Accounting for the UK Fiscal Hole
Last November’s Autumn Statement proposed a programme of “fiscal consolidation” – financed through tax rises and spending cuts – of £55 billion by 2027-28. The government’s rationale? Filling a “fiscal black hole” of approximately that size: a legacy of “borrowing hundreds of billions of pounds through Covid-19 and implementing massive energy bills support”, according to one Treasury official. Yet a fiscal hole, while a powerful metaphor, is an opaque and ill-defined term. By unpacking how the £55 billion figure was derived, we can then decide for ourselves if such a programme is indeed an economic necessity.
What is the fiscal hole?
Fundamentally, the fiscal hole is the gap between projected public finances and their target. In the UK, this target depends on the government’s existing fiscal rules, which in turn depend on forecasts from the Office for Budget Responsibility (OBR), an independent monitor. The OBR’s estimates are made public every March and November, in conjunction with the Chancellor of the Exchequer’s Spring and Autumn Statements. One crucial forecast is public sector net debt (excluding the Bank of England) as a share of GDP, which Chancellor Jeremy Hunt has committed to reducing by the fifth year of the latest OBR forecast: 2027-28. A public debt-to-GDP ratio is used as a gauge of how indebted a government is, scaled by the country’s aggregate output.
Just last March, the OBR predicted a decline in this measure (Figure 1, in green) from 2023-24. Then-Chancellor Rishi Sunak had gone as far as to announce that the UK “is meeting all [its] fiscal rules…with a margin of safety”. What has changed?
Several factors have adversely impacted the public debt-to-GDP ratio. First, lower GDP growth due to higher imported fossil fuel prices – exacerbated by the Russian invasion of Ukraine – have reduced tax receipts. Second, high inflation and consequent interest rate hikes by the Bank of England have raised government borrowing and welfare spending. Third, the government has made an open-ended commitment to cap household energy bills into 2024. Fourth, Liz Truss and Kwasi Kwarteng’s minibudget of unfunded tax cuts increased concerns about the UK government’s ability to repay its debts, prompting large sales of gilts by institutional investors and further forced sales by pension funds to meet margin calls.
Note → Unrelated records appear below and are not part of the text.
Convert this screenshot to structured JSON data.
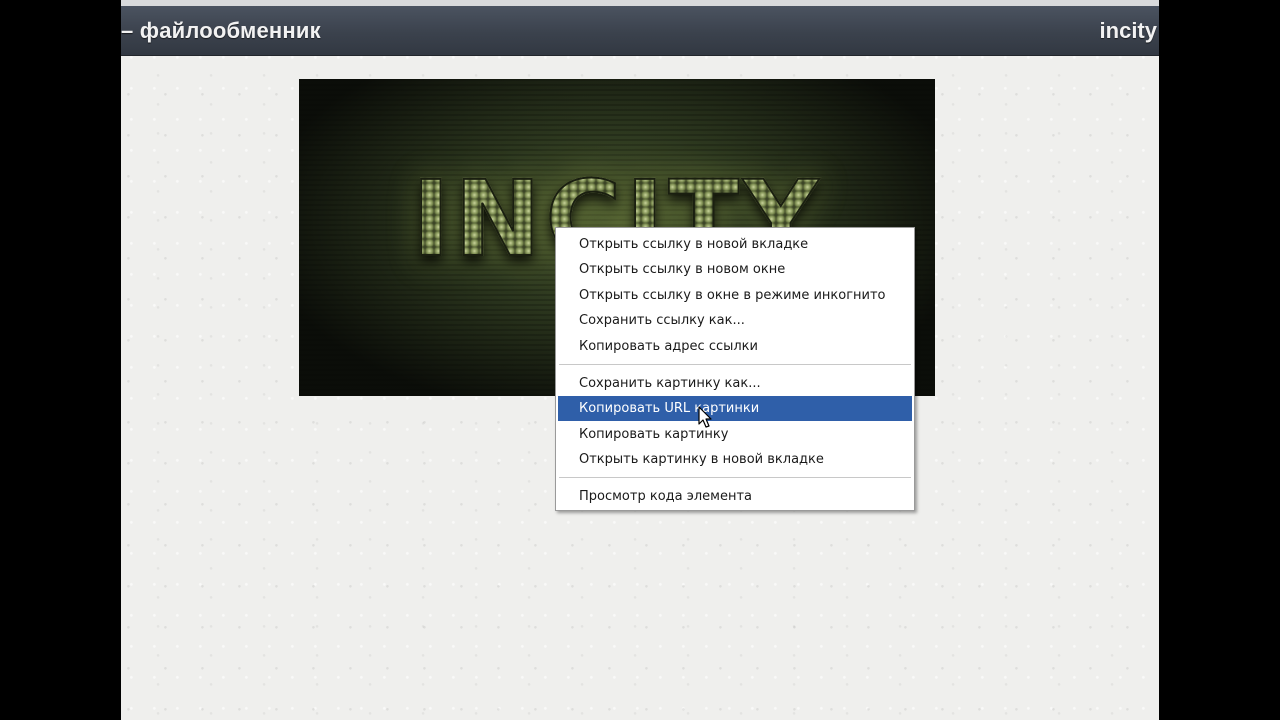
{
  "header": {
    "title": "– файлообменник",
    "brand": "incity"
  },
  "banner": {
    "logo_text": "INCITY"
  },
  "context_menu": {
    "groups": [
      [
        "Открыть ссылку в новой вкладке",
        "Открыть ссылку в новом окне",
        "Открыть ссылку в окне в режиме инкогнито",
        "Сохранить ссылку как...",
        "Копировать адрес ссылки"
      ],
      [
        "Сохранить картинку как...",
        "Копировать URL картинки",
        "Копировать картинку",
        "Открыть картинку в новой вкладке"
      ],
      [
        "Просмотр кода элемента"
      ]
    ],
    "highlighted": "Копировать URL картинки",
    "highlight_color": "#2f5fa9"
  },
  "colors": {
    "header_bg": "#3b424d",
    "page_bg": "#efefed"
  }
}
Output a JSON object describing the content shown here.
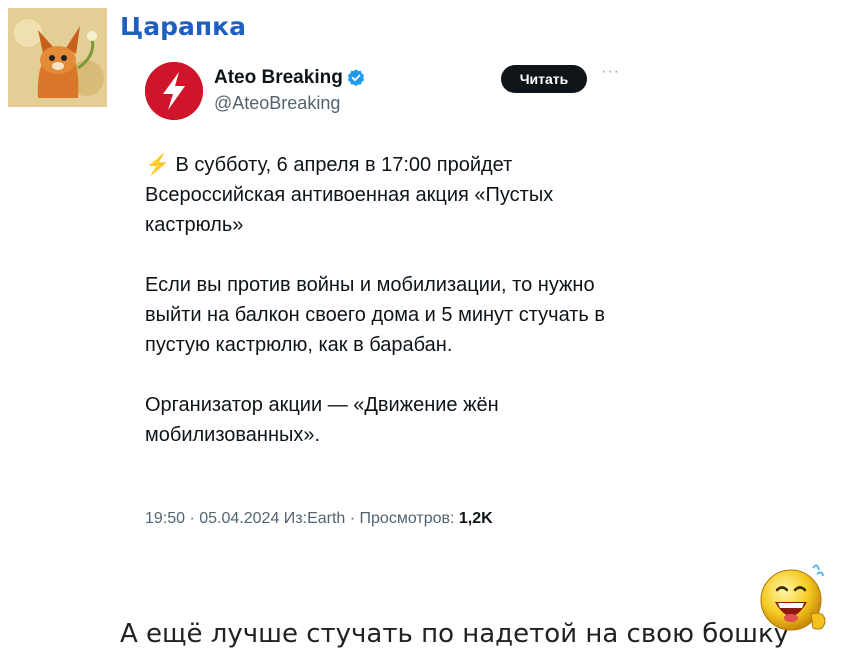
{
  "post": {
    "author": "Царапка",
    "avatar_icon": "cartoon-fox-avatar",
    "reply_text": "А ещё лучше стучать по надетой на свою бошку",
    "emoji": "laughing-smiley-icon"
  },
  "tweet": {
    "display_name": "Ateo Breaking",
    "handle": "@AteoBreaking",
    "follow_label": "Читать",
    "more_label": "···",
    "bolt_glyph": "⚡",
    "paragraph_1": "В субботу, 6 апреля в 17:00 пройдет Всероссийская антивоенная акция «Пустых кастрюль»",
    "paragraph_2": "Если вы против войны и мобилизации, то нужно выйти на балкон своего дома и 5 минут стучать в пустую кастрюлю, как в барабан.",
    "paragraph_3": "Организатор акции — «Движение жён мобилизованных».",
    "meta_prefix": "19:50 · 05.04.2024 Из:Earth · Просмотров: ",
    "views": "1,2K"
  },
  "colors": {
    "author_name": "#1f5fbf",
    "logo_red": "#d0142a",
    "verified_blue": "#1d9bf0",
    "follow_bg": "#0f1419"
  }
}
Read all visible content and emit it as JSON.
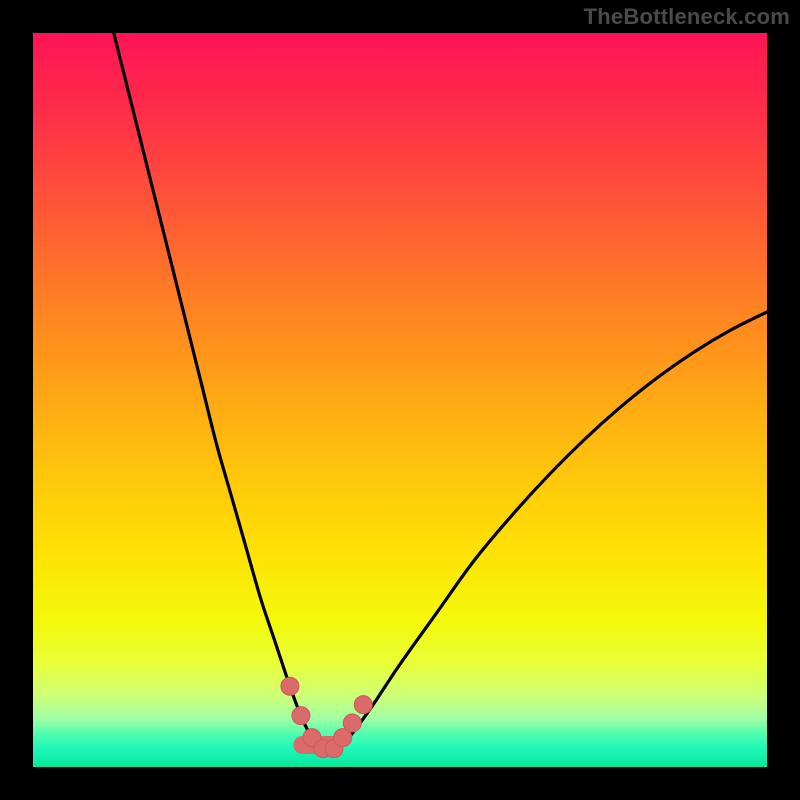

This temporarily increased government borrowing costs, although 30-year gilt yields have since returned to pre-minibudget levels.
Given the far poorer macroeconomic outlook, the OBR now projects public sector net debt excluding the Bank of England (Figure 2, in green) to increase.
Fiscal prudence is undeniably important for managing the debt burden imposed on future generations. It also calms financial markets and so keeping new public-sector borrowings affordably priced, as we have learned from the fated Truss-Kwarteng policy proposals. But whether fiscal prudence is appropriate depends on its timing and how it is measured.
Consider timing first. With inflation at its highest since CPI figures were first released in 1997, a historically overstretched National Health Service, and mass strikes by public-sector employees, another round of austerity could further inflame these issues. Jagjit Chadha, director of the National Institute of Economic and Social Research, has pointed out that reducing government spending, itself a component of GDP, could further depress growth, lowering tax receipts and raising welfare spending. Number 10 has acknowledged the timing issue by designing fiscal policy to be highly expansionary in the near-term, from 2022-24 (Figure 3, third row – negative numbers represent net support to the economy). Fiscal tightening only truly bites in 2025-26 before culminating in the almost £55 billion fiscal contraction much-discussed in the media. By frontloading public spending, the government has committed to stimulating a weak economy, spending £29.1 billion in energy and cost of living support in the next year alone. Yet considering the UK has had four Prime Ministers in four years and will vote again in 2024, it is unclear whether subsequent governments will adhere with the fiscal tightening dictated in the Autumn Statement.
A second issue is how one might measure fiscal prudence. Debt-to-GDP ratio can be measured in different ways, some of which eliminate the fiscal hole altogether. If one includes Bank of England net liabilities, which was the OBR’s practice until 2021, public sector net debt falls even without the Autumn Statement’s fiscal consolidation (Figure 2, in blue). So could a slight upward revision of GDP growth rates. The fiscal rules to which the government is committed are also not themselves set in stone – there have been nine sets of fiscal rules since 1997. One could imagine modifying or even abolishing Hunt’s fiscal rule of committing to reducing the debt-to-GDP ratio in five years, with the view that it is too strict. In November, Hunt himself loosened an older fiscal rule committing to reducing the debt-to-GDP ratio in three years.
The fiscal hole is an attempt to place a number on a real budget gap. But a number belies the somewhat arbitrary assumptions and objectives set by the government of the day, itself based on an uncertain five-year projection. Moreover, the lack of any fiscal tightening planned in the next two years makes one wonder if we should take the government’s longer-term plans seriously, or if it is simply a soundbite that will be forgotten after the next election.